Manuscripts should be submitted online at www.mdpi.com by registering and logging in to this website. Once you are registered, click here to go to the submission form. Manuscripts can be submitted until the deadline. All papers will be peer-reviewed. Accepted papers will be published continuously in the journal (as soon as accepted) and will be listed together on the special issue website. Research articles, review articles as well as short communications are invited. For planned papers, a title and short abstract (about 100 words) can be sent to the Editorial Office for announcement on this website.
Submitted manuscripts should not have been published previously, nor be under consideration for publication elsewhere (except conference proceedings papers). All manuscripts are thoroughly refereed through a single-blind peer-review process. A guide for authors and other relevant information for submission of manuscripts is available on the Instructions for Authors page. Energies is an international peer-reviewed open access semimonthly journal published by MDPI.
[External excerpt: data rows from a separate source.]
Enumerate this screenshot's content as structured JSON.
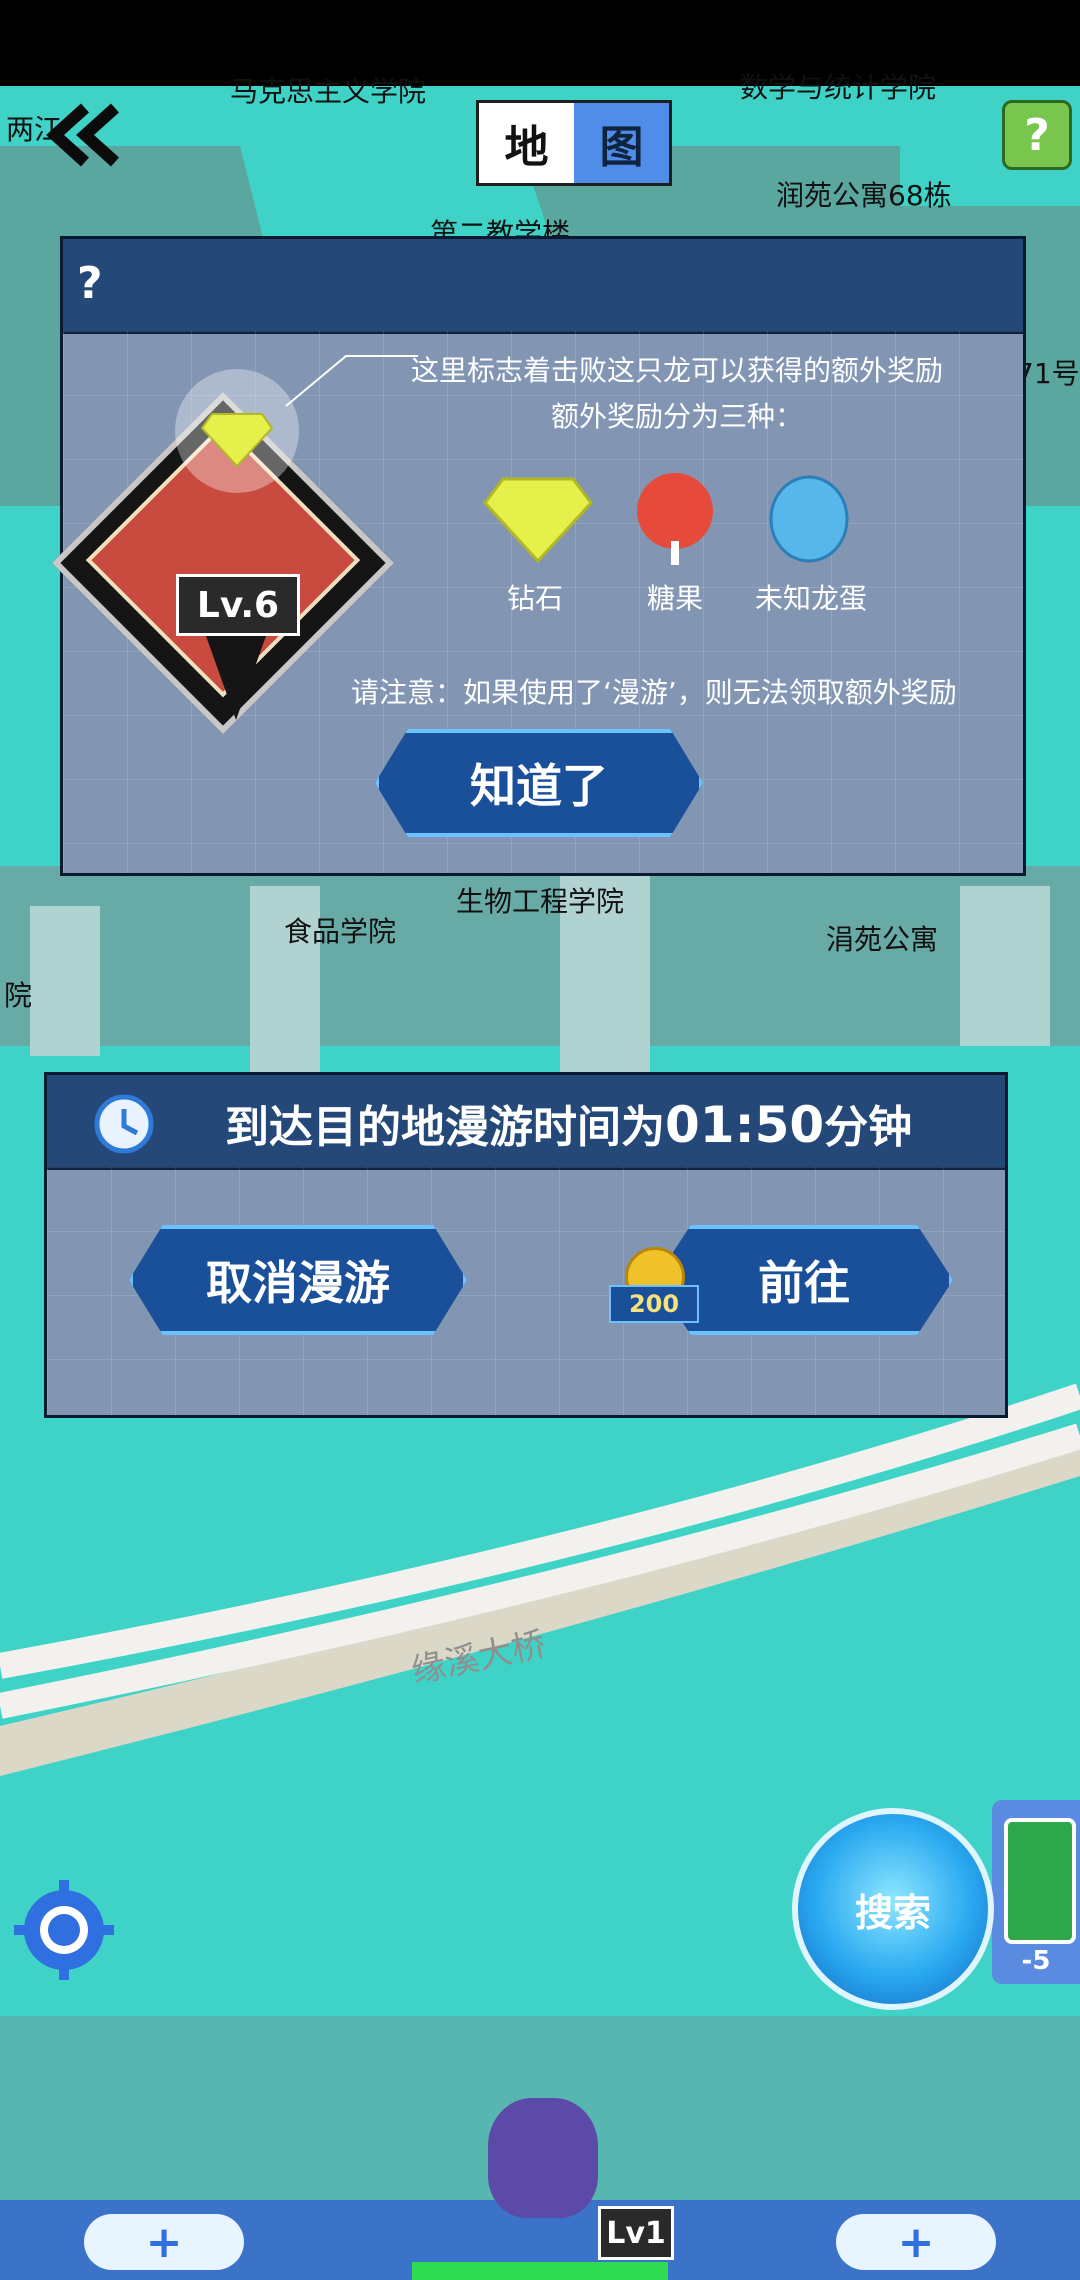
{
  "map": {
    "labels": [
      "两江",
      "马克思主义学院",
      "数学与统计学院",
      "润苑公寓68栋",
      "第二教学楼",
      "71号",
      "生物工程学院",
      "食品学院",
      "涓苑公寓",
      "院",
      "缘溪大桥"
    ]
  },
  "top": {
    "back_icon": "double-chevron-left-icon",
    "title_left": "地",
    "title_right": "图",
    "help_icon": "question-icon"
  },
  "tip_dialog": {
    "help_icon": "question-icon",
    "line1": "这里标志着击败这只龙可以获得的额外奖励",
    "line2": "额外奖励分为三种：",
    "rewards": [
      {
        "label": "钻石",
        "icon": "diamond-icon",
        "color": "#e6f04a"
      },
      {
        "label": "糖果",
        "icon": "candy-icon",
        "color": "#e64a3a"
      },
      {
        "label": "未知龙蛋",
        "icon": "dragon-egg-icon",
        "color": "#57b6ea"
      }
    ],
    "level": "Lv.6",
    "note": "请注意：如果使用了‘漫游’，则无法领取额外奖励",
    "ok_button": "知道了"
  },
  "roam_dialog": {
    "title_prefix": "到达目的地漫游时间为",
    "time": "01:50",
    "title_suffix": "分钟",
    "cancel_button": "取消漫游",
    "go_button": "前往",
    "coin_cost": "200"
  },
  "bottom": {
    "search_button": "搜索",
    "energy_delta": "-5",
    "player_level": "Lv1",
    "slot_left": "+",
    "slot_right": "+"
  },
  "colors": {
    "water": "#3fd3c8",
    "panel_header": "#244878",
    "panel_body": "#8296b4",
    "button_blue": "#1a4f9a"
  }
}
Please visit the Instructions for Authors page before submitting a manuscript. The Article Processing Charge (APC) for publication in this open access journal is 2000 CHF (Swiss Francs). Submitted papers should be well formatted and use good English. Authors may use MDPI's English editing service prior to publication or during author revisions.
- energy policy and history
- economic policy and history
- energy policy and standards of living
- energy policy and environmental externalities
- theoretical and philosophical issues in energy policy development
- economic geography
The below list represents only planned manuscripts. Some of these manuscripts have not been received by the Editorial Office yet. Papers submitted to MDPI journals are subject to peer-review.
Title: Barriers´ and drivers´ influence on energy efficiency investments in maritime shipping from an Agency Theory approach
Authors: Ángeles Longarela-Ares 1,*, Anxo Calvo-Silvosa 2 and Benito Pérez-López 3
Affiliation: 1 Universidade da Coruña; [email protected] 2 Universidade da Coruña; [email protected] 3 Universidade da Coruña; [email protected] *Correspondence: [email protected]
Abstract: The maritime transport stands out as a strategic sector and the increasing trend of their traffic makes essential to reduce energy consumption and emissions through investment in energy efficiency. However, investment can be hindered by barriers and drivers are necessary to reduce or overcome them and to promote the implementation of energy efficiency measures (EEMs). Consequently, the purpose of this study is to analyze what factors and how they influence the investment, when there are agency problems in the shipowner-charterer relationship. The methodology consists of a four-phase process: state-of-the-art application; model hypotheses formulation; study sample creation and a binomial logistic regression. The results corroborate the hypotheses and point out that agency problems, especially in Time Charter contracts, make the shipowner less prone to invest, due to conflicts of interest and lack of verified information. Moreover, EEMs are less likely to be implemented on older vessels, maybe due to the difficulty of recovering investment, and legislation encourages their adoption. Also, investment is more likely in larger vessels, with a great activity and high harmful emissions, maybe to compensate their negative impact on environment. Improve the knowledge in this field can help business and governments to act in a more sustainable way without giving up an innovator and competitive sector. Keywords: barrier; driver; energy efficiency; investment; finance; management; sustainability; maritime transport; principal-agent problem; shipping.